The records that follow are to be printed exactly, with no images.

───── Extracted entries ─────

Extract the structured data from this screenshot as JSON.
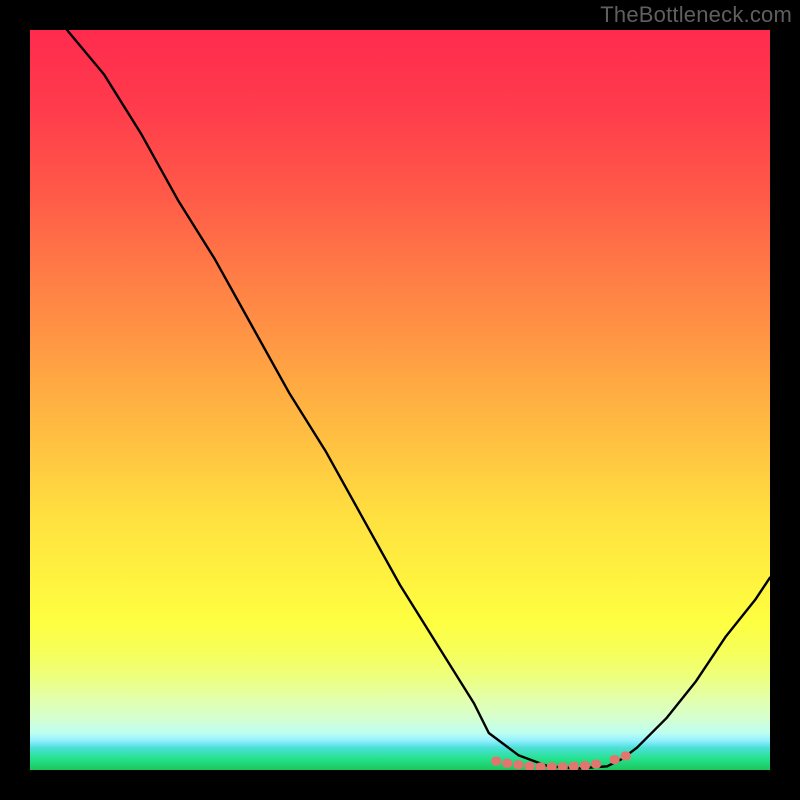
{
  "watermark": "TheBottleneck.com",
  "chart_data": {
    "type": "line",
    "title": "",
    "xlabel": "",
    "ylabel": "",
    "xlim": [
      0,
      100
    ],
    "ylim": [
      0,
      100
    ],
    "series": [
      {
        "name": "bottleneck-curve",
        "x": [
          5,
          10,
          15,
          20,
          25,
          30,
          35,
          40,
          45,
          50,
          55,
          60,
          62,
          66,
          70,
          74,
          78,
          80,
          82,
          86,
          90,
          94,
          98,
          100
        ],
        "values": [
          100,
          94,
          86,
          77,
          69,
          60,
          51,
          43,
          34,
          25,
          17,
          9,
          5,
          2,
          0.5,
          0.2,
          0.5,
          1.5,
          3,
          7,
          12,
          18,
          23,
          26
        ]
      }
    ],
    "markers": {
      "name": "optimal-zone-markers",
      "x": [
        63,
        64.5,
        66,
        67.5,
        69,
        70.5,
        72,
        73.5,
        75,
        76.5,
        79,
        80.5
      ],
      "values": [
        1.2,
        0.9,
        0.7,
        0.5,
        0.4,
        0.4,
        0.4,
        0.5,
        0.6,
        0.8,
        1.4,
        1.9
      ]
    },
    "gradient": {
      "top_color": "#ff2b4e",
      "mid_color": "#ffe140",
      "bottom_color": "#1cc65e"
    }
  }
}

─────

**Solution for this problem:**
Extract the structured data from this screenshot as JSON.
{
  "watermark": "TheBottleneck.com",
  "chart_data": {
    "type": "line",
    "title": "",
    "xlabel": "",
    "ylabel": "",
    "xlim": [
      0,
      100
    ],
    "ylim": [
      0,
      100
    ],
    "series": [
      {
        "name": "bottleneck-curve",
        "x": [
          5,
          10,
          15,
          20,
          25,
          30,
          35,
          40,
          45,
          50,
          55,
          60,
          62,
          66,
          70,
          74,
          78,
          80,
          82,
          86,
          90,
          94,
          98,
          100
        ],
        "values": [
          100,
          94,
          86,
          77,
          69,
          60,
          51,
          43,
          34,
          25,
          17,
          9,
          5,
          2,
          0.5,
          0.2,
          0.5,
          1.5,
          3,
          7,
          12,
          18,
          23,
          26
        ]
      }
    ],
    "markers": {
      "name": "optimal-zone-markers",
      "x": [
        63,
        64.5,
        66,
        67.5,
        69,
        70.5,
        72,
        73.5,
        75,
        76.5,
        79,
        80.5
      ],
      "values": [
        1.2,
        0.9,
        0.7,
        0.5,
        0.4,
        0.4,
        0.4,
        0.5,
        0.6,
        0.8,
        1.4,
        1.9
      ]
    },
    "gradient": {
      "top_color": "#ff2b4e",
      "mid_color": "#ffe140",
      "bottom_color": "#1cc65e"
    }
  }
}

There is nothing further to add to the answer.